The recent Mr Fluffy saga in the ACT region revealed that dangerous asbestos fibre insulation was sprayed directly into the ceiling spaces and the wall cavities of private homes and some businesses.
It is now becoming clear that many homes throughout country NSW, especially in the southern and western regions, may also have had the banned insulation used in their buildings.
Asbestos is a known killer and is currently banned for public use but it was extensively used in many buildings throughout Australia for decades as loose fill insulation and as fibre board (fibro). It is also found in everyday items like floor tiles and carpet underlay.
The extension of the Mr Fluffy warnings beyond Canberra and into country NSW is alarming for residents of these homes.
But it also highlights the likelihood that many dozens and perhaps hundreds of communications technicians were also and indeed still are at risk by having entered these spaces to run cable or drill into these walls to fix sockets and equipment.
Prior to the deregulation of the communications cabling market the vast majority of these workers would have been Telstra employees but the danger still exists for all customer premises workers today, including Telstra CTs, who are out there installing phone lines, ADSL type services or NBN-ready gear into private homes and business premises.
All communications techs, past and present, who believe they may have inadvertently been exposed to asbestos fibres in the course of their work should immediately take steps to have that possible contact recorded.
This should be done by first raising an incident notification with your employer and have them register it but also make sure you cc your union branch who will also log it. It is also advisable to register your exposure with the Federal government’s ASEA (Asbestos Safety and Eradication Agency). All correspondence regarding this needs to be done in writing or in ASEA’s case by filling in the on-line survey stating where at work you may have been exposed.
Do it now!
Because the lag time between exposure to the fibre and any resulting ill health can be up to 10 or even 20 years later it is vital that the correct records are created now so that if by chance you or your family need to lodge a claim for compensation in the future you have evidence to support it.

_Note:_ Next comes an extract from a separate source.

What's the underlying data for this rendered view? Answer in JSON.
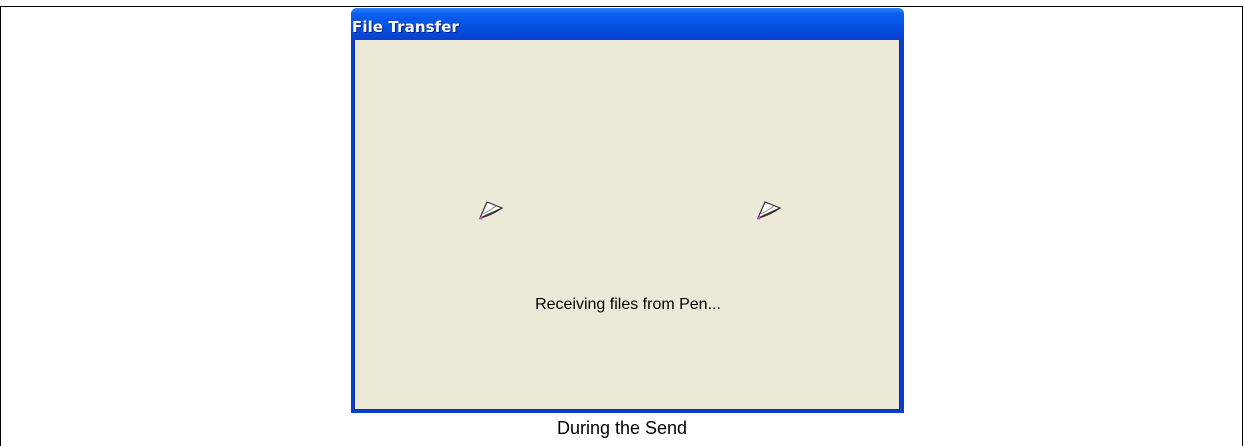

If you suspect you may have been exposed but it was years ago it is still important to do it now. Your union can offer advice if you are unsure what information is relevant.